▶ _WORK INSTRUCTION_:
Return each record word for word, keeping none of its pictures.

[THE DATA Boundary: Start]

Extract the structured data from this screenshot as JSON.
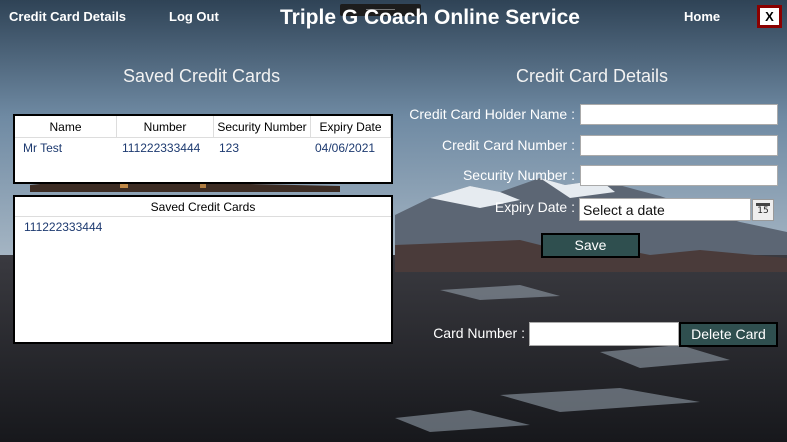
{
  "window": {
    "app_title": "Triple G Coach Online Service",
    "close_label": "X"
  },
  "nav": {
    "credit_card_details": "Credit Card Details",
    "log_out": "Log Out",
    "home": "Home"
  },
  "saved_section": {
    "heading": "Saved Credit Cards",
    "grid": {
      "columns": [
        "Name",
        "Number",
        "Security Number",
        "Expiry Date"
      ],
      "rows": [
        [
          "Mr Test",
          "111222333444",
          "123",
          "04/06/2021"
        ]
      ]
    },
    "list": {
      "header": "Saved Credit Cards",
      "items": [
        "111222333444"
      ]
    }
  },
  "details_section": {
    "heading": "Credit Card Details",
    "holder_name_label": "Credit Card Holder Name :",
    "holder_name_value": "",
    "number_label": "Credit Card Number :",
    "number_value": "",
    "security_label": "Security Number :",
    "security_value": "",
    "expiry_label": "Expiry Date :",
    "expiry_placeholder": "Select a date",
    "calendar_day": "15",
    "save_label": "Save"
  },
  "delete_section": {
    "card_number_label": "Card Number :",
    "card_number_value": "",
    "delete_label": "Delete Card"
  },
  "colors": {
    "button_bg": "#2f4f4f",
    "close_border": "#8b0000",
    "grid_text": "#1d3a70"
  }
}
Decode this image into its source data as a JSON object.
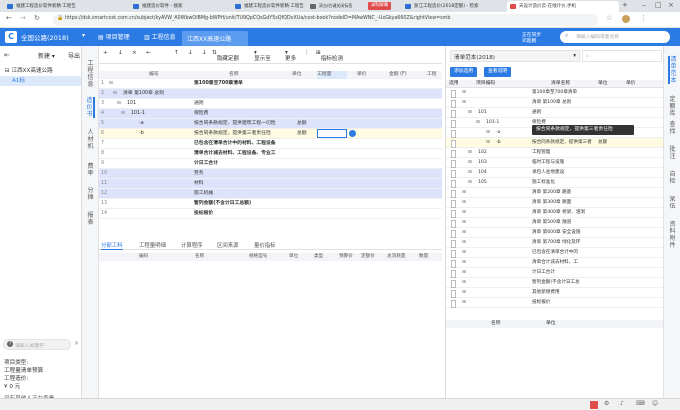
{
  "browser": {
    "tabs": [
      {
        "label": "福建工程造价软件新精·工程告"
      },
      {
        "label": "福建造价软件 - 搜索"
      },
      {
        "label": "福建工程造价软件新精·工程告"
      },
      {
        "label": "浙江工程造价(2018定额) - 检索"
      },
      {
        "label": "天设计造价云-在线计价,手机"
      }
    ],
    "extra_tab": "双击/右键关闭标签",
    "record_badge": "录制屏幕",
    "url": "https://dsk.smartcost.com.cn/subject/kyAVW_A0WbwOiBMg-bWPH/unit/TU9QpCQsGdY5sQfQDvXUa/cost-book?nodeID=MAwWNC_-UxGkya660Z&rightView=smb"
  },
  "app": {
    "project_name": "全国公路(2018)",
    "menu": [
      "项目管理",
      "工程信息"
    ],
    "active_file": "江西XX高速公路",
    "search_placeholder": "请输入编码或者名称",
    "user": "正在同步",
    "user_name": "邓超鹏"
  },
  "left_panel": {
    "new_label": "新建",
    "export_label": "导出",
    "tree": [
      {
        "label": "江西XX高速公路"
      },
      {
        "label": "A1标"
      }
    ],
    "search_placeholder": "请输入关键字",
    "project_type_label": "项目类型:",
    "project_type_value": "工程量清单预算",
    "cost_label": "工程造价:",
    "cost_value": "¥ 0 元",
    "footer": "没有其他人正在查看"
  },
  "left_vtabs": [
    "工程信息",
    "造价书",
    "人材机",
    "费率",
    "分摊",
    "报表"
  ],
  "toolbar": {
    "items": [
      "+",
      "↓",
      "×",
      "←",
      "↑",
      "↓",
      "↓"
    ],
    "hide_label": "隐藏定额",
    "display_label": "显示至",
    "more_label": "更多",
    "check_label": "指标检测"
  },
  "grid": {
    "headers": [
      "编号",
      "名称",
      "单位",
      "工程量",
      "单价",
      "金额 (F)",
      "工程"
    ],
    "rows": [
      {
        "num": "1",
        "code": "",
        "name": "第100章至700章清单",
        "unit": "",
        "qty": ""
      },
      {
        "num": "2",
        "code": "清单 第100章 总则",
        "name": "",
        "unit": "",
        "qty": ""
      },
      {
        "num": "3",
        "code": "101",
        "name": "通则",
        "unit": "",
        "qty": ""
      },
      {
        "num": "4",
        "code": "101-1",
        "name": "保险费",
        "unit": "",
        "qty": ""
      },
      {
        "num": "5",
        "code": "-a",
        "name": "按合同条款规定，提供建筑工程一切险",
        "unit": "总额",
        "qty": ""
      },
      {
        "num": "6",
        "code": "-b",
        "name": "按合同条款规定，提供第三者责任险",
        "unit": "总额",
        "qty": ""
      },
      {
        "num": "7",
        "code": "",
        "name": "已包含在清单合计中的材料、工程设备",
        "unit": "",
        "qty": ""
      },
      {
        "num": "8",
        "code": "",
        "name": "清单合计减去材料、工程设备、专业工",
        "unit": "",
        "qty": ""
      },
      {
        "num": "9",
        "code": "",
        "name": "计日工合计",
        "unit": "",
        "qty": ""
      },
      {
        "num": "10",
        "code": "",
        "name": "劳务",
        "unit": "",
        "qty": ""
      },
      {
        "num": "11",
        "code": "",
        "name": "材料",
        "unit": "",
        "qty": ""
      },
      {
        "num": "12",
        "code": "",
        "name": "施工机械",
        "unit": "",
        "qty": ""
      },
      {
        "num": "13",
        "code": "",
        "name": "暂列金额(不含计日工总额)",
        "unit": "",
        "qty": ""
      },
      {
        "num": "14",
        "code": "",
        "name": "投标报价",
        "unit": "",
        "qty": ""
      }
    ]
  },
  "bottom_panel": {
    "tabs": [
      "分部工料",
      "工程量明细",
      "计算程序",
      "区间来源",
      "量价指标"
    ],
    "headers": [
      "编码",
      "名称",
      "规格型号",
      "单位",
      "类型",
      "预算价",
      "定额价",
      "总消耗量",
      "数量"
    ]
  },
  "right_panel": {
    "title": "清单范本(2018)",
    "add_button": "添加选用",
    "check_button": "查看说明",
    "headers": [
      "选用",
      "项目编码",
      "清单名称",
      "单位",
      "单价"
    ],
    "rows": [
      {
        "code": "",
        "name": "第100章至700章清单",
        "unit": ""
      },
      {
        "code": "",
        "name": "清单 第100章 总则",
        "unit": ""
      },
      {
        "code": "101",
        "name": "通则",
        "unit": ""
      },
      {
        "code": "101-1",
        "name": "保险费",
        "unit": ""
      },
      {
        "code": "-a",
        "name": "按合同条款规定，提供建筑工程一切险",
        "unit": "总额"
      },
      {
        "code": "-b",
        "name": "按合同条款规定，提供第三者责任险",
        "unit": "总额"
      },
      {
        "code": "102",
        "name": "工程管理",
        "unit": ""
      },
      {
        "code": "103",
        "name": "临时工程与设施",
        "unit": ""
      },
      {
        "code": "104",
        "name": "承包人驻地建设",
        "unit": ""
      },
      {
        "code": "105",
        "name": "施工标准化",
        "unit": ""
      },
      {
        "code": "",
        "name": "清单 第200章 路基",
        "unit": ""
      },
      {
        "code": "",
        "name": "清单 第300章 路面",
        "unit": ""
      },
      {
        "code": "",
        "name": "清单 第400章 桥梁、涵洞",
        "unit": ""
      },
      {
        "code": "",
        "name": "清单 第500章 隧道",
        "unit": ""
      },
      {
        "code": "",
        "name": "清单 第600章 安全设施",
        "unit": ""
      },
      {
        "code": "",
        "name": "清单 第700章 绿化及环",
        "unit": ""
      },
      {
        "code": "",
        "name": "已包含在清单合计中的",
        "unit": ""
      },
      {
        "code": "",
        "name": "清单合计减去材料、工",
        "unit": ""
      },
      {
        "code": "",
        "name": "计日工合计",
        "unit": ""
      },
      {
        "code": "",
        "name": "暂列金额(不含计日工总",
        "unit": ""
      },
      {
        "code": "",
        "name": "其他新增费用",
        "unit": ""
      },
      {
        "code": "",
        "name": "投标报价",
        "unit": ""
      }
    ],
    "tooltip": "按合同条款规定，提供第三者责任险",
    "bottom_headers": [
      "名称",
      "单位"
    ]
  },
  "right_vtabs": [
    "清单范本",
    "定额库",
    "查找",
    "批注",
    "自检",
    "呆伍",
    "资料附件"
  ],
  "colors": {
    "brand": "#2c7be5",
    "selected_row": "#fffbe0",
    "lavender_row": "#dde3fb"
  }
}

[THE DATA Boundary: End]

▶ _ANSWER FOR THIS EXERCISE_:
Extract the structured data from this screenshot as JSON.
{
  "window": {
    "app_title": "Triple G Coach Online Service",
    "close_label": "X"
  },
  "nav": {
    "credit_card_details": "Credit Card Details",
    "log_out": "Log Out",
    "home": "Home"
  },
  "saved_section": {
    "heading": "Saved Credit Cards",
    "grid": {
      "columns": [
        "Name",
        "Number",
        "Security Number",
        "Expiry Date"
      ],
      "rows": [
        [
          "Mr Test",
          "111222333444",
          "123",
          "04/06/2021"
        ]
      ]
    },
    "list": {
      "header": "Saved Credit Cards",
      "items": [
        "111222333444"
      ]
    }
  },
  "details_section": {
    "heading": "Credit Card Details",
    "holder_name_label": "Credit Card Holder Name :",
    "holder_name_value": "",
    "number_label": "Credit Card Number :",
    "number_value": "",
    "security_label": "Security Number :",
    "security_value": "",
    "expiry_label": "Expiry Date :",
    "expiry_placeholder": "Select a date",
    "calendar_day": "15",
    "save_label": "Save"
  },
  "delete_section": {
    "card_number_label": "Card Number :",
    "card_number_value": "",
    "delete_label": "Delete Card"
  },
  "colors": {
    "button_bg": "#2f4f4f",
    "close_border": "#8b0000",
    "grid_text": "#1d3a70"
  }
}
Decode this image into its source data as a JSON object.
{
  "browser": {
    "tabs": [
      {
        "label": "福建工程造价软件新精·工程告"
      },
      {
        "label": "福建造价软件 - 搜索"
      },
      {
        "label": "福建工程造价软件新精·工程告"
      },
      {
        "label": "浙江工程造价(2018定额) - 检索"
      },
      {
        "label": "天设计造价云-在线计价,手机"
      }
    ],
    "extra_tab": "双击/右键关闭标签",
    "record_badge": "录制屏幕",
    "url": "https://dsk.smartcost.com.cn/subject/kyAVW_A0WbwOiBMg-bWPH/unit/TU9QpCQsGdY5sQfQDvXUa/cost-book?nodeID=MAwWNC_-UxGkya660Z&rightView=smb"
  },
  "app": {
    "project_name": "全国公路(2018)",
    "menu": [
      "项目管理",
      "工程信息"
    ],
    "active_file": "江西XX高速公路",
    "search_placeholder": "请输入编码或者名称",
    "user": "正在同步",
    "user_name": "邓超鹏"
  },
  "left_panel": {
    "new_label": "新建",
    "export_label": "导出",
    "tree": [
      {
        "label": "江西XX高速公路"
      },
      {
        "label": "A1标"
      }
    ],
    "search_placeholder": "请输入关键字",
    "project_type_label": "项目类型:",
    "project_type_value": "工程量清单预算",
    "cost_label": "工程造价:",
    "cost_value": "¥ 0 元",
    "footer": "没有其他人正在查看"
  },
  "left_vtabs": [
    "工程信息",
    "造价书",
    "人材机",
    "费率",
    "分摊",
    "报表"
  ],
  "toolbar": {
    "items": [
      "+",
      "↓",
      "×",
      "←",
      "↑",
      "↓",
      "↓"
    ],
    "hide_label": "隐藏定额",
    "display_label": "显示至",
    "more_label": "更多",
    "check_label": "指标检测"
  },
  "grid": {
    "headers": [
      "编号",
      "名称",
      "单位",
      "工程量",
      "单价",
      "金额 (F)",
      "工程"
    ],
    "rows": [
      {
        "num": "1",
        "code": "",
        "name": "第100章至700章清单",
        "unit": "",
        "qty": ""
      },
      {
        "num": "2",
        "code": "清单 第100章 总则",
        "name": "",
        "unit": "",
        "qty": ""
      },
      {
        "num": "3",
        "code": "101",
        "name": "通则",
        "unit": "",
        "qty": ""
      },
      {
        "num": "4",
        "code": "101-1",
        "name": "保险费",
        "unit": "",
        "qty": ""
      },
      {
        "num": "5",
        "code": "-a",
        "name": "按合同条款规定，提供建筑工程一切险",
        "unit": "总额",
        "qty": ""
      },
      {
        "num": "6",
        "code": "-b",
        "name": "按合同条款规定，提供第三者责任险",
        "unit": "总额",
        "qty": ""
      },
      {
        "num": "7",
        "code": "",
        "name": "已包含在清单合计中的材料、工程设备",
        "unit": "",
        "qty": ""
      },
      {
        "num": "8",
        "code": "",
        "name": "清单合计减去材料、工程设备、专业工",
        "unit": "",
        "qty": ""
      },
      {
        "num": "9",
        "code": "",
        "name": "计日工合计",
        "unit": "",
        "qty": ""
      },
      {
        "num": "10",
        "code": "",
        "name": "劳务",
        "unit": "",
        "qty": ""
      },
      {
        "num": "11",
        "code": "",
        "name": "材料",
        "unit": "",
        "qty": ""
      },
      {
        "num": "12",
        "code": "",
        "name": "施工机械",
        "unit": "",
        "qty": ""
      },
      {
        "num": "13",
        "code": "",
        "name": "暂列金额(不含计日工总额)",
        "unit": "",
        "qty": ""
      },
      {
        "num": "14",
        "code": "",
        "name": "投标报价",
        "unit": "",
        "qty": ""
      }
    ]
  },
  "bottom_panel": {
    "tabs": [
      "分部工料",
      "工程量明细",
      "计算程序",
      "区间来源",
      "量价指标"
    ],
    "headers": [
      "编码",
      "名称",
      "规格型号",
      "单位",
      "类型",
      "预算价",
      "定额价",
      "总消耗量",
      "数量"
    ]
  },
  "right_panel": {
    "title": "清单范本(2018)",
    "add_button": "添加选用",
    "check_button": "查看说明",
    "headers": [
      "选用",
      "项目编码",
      "清单名称",
      "单位",
      "单价"
    ],
    "rows": [
      {
        "code": "",
        "name": "第100章至700章清单",
        "unit": ""
      },
      {
        "code": "",
        "name": "清单 第100章 总则",
        "unit": ""
      },
      {
        "code": "101",
        "name": "通则",
        "unit": ""
      },
      {
        "code": "101-1",
        "name": "保险费",
        "unit": ""
      },
      {
        "code": "-a",
        "name": "按合同条款规定，提供建筑工程一切险",
        "unit": "总额"
      },
      {
        "code": "-b",
        "name": "按合同条款规定，提供第三者责任险",
        "unit": "总额"
      },
      {
        "code": "102",
        "name": "工程管理",
        "unit": ""
      },
      {
        "code": "103",
        "name": "临时工程与设施",
        "unit": ""
      },
      {
        "code": "104",
        "name": "承包人驻地建设",
        "unit": ""
      },
      {
        "code": "105",
        "name": "施工标准化",
        "unit": ""
      },
      {
        "code": "",
        "name": "清单 第200章 路基",
        "unit": ""
      },
      {
        "code": "",
        "name": "清单 第300章 路面",
        "unit": ""
      },
      {
        "code": "",
        "name": "清单 第400章 桥梁、涵洞",
        "unit": ""
      },
      {
        "code": "",
        "name": "清单 第500章 隧道",
        "unit": ""
      },
      {
        "code": "",
        "name": "清单 第600章 安全设施",
        "unit": ""
      },
      {
        "code": "",
        "name": "清单 第700章 绿化及环",
        "unit": ""
      },
      {
        "code": "",
        "name": "已包含在清单合计中的",
        "unit": ""
      },
      {
        "code": "",
        "name": "清单合计减去材料、工",
        "unit": ""
      },
      {
        "code": "",
        "name": "计日工合计",
        "unit": ""
      },
      {
        "code": "",
        "name": "暂列金额(不含计日工总",
        "unit": ""
      },
      {
        "code": "",
        "name": "其他新增费用",
        "unit": ""
      },
      {
        "code": "",
        "name": "投标报价",
        "unit": ""
      }
    ],
    "tooltip": "按合同条款规定，提供第三者责任险",
    "bottom_headers": [
      "名称",
      "单位"
    ]
  },
  "right_vtabs": [
    "清单范本",
    "定额库",
    "查找",
    "批注",
    "自检",
    "呆伍",
    "资料附件"
  ],
  "colors": {
    "brand": "#2c7be5",
    "selected_row": "#fffbe0",
    "lavender_row": "#dde3fb"
  }
}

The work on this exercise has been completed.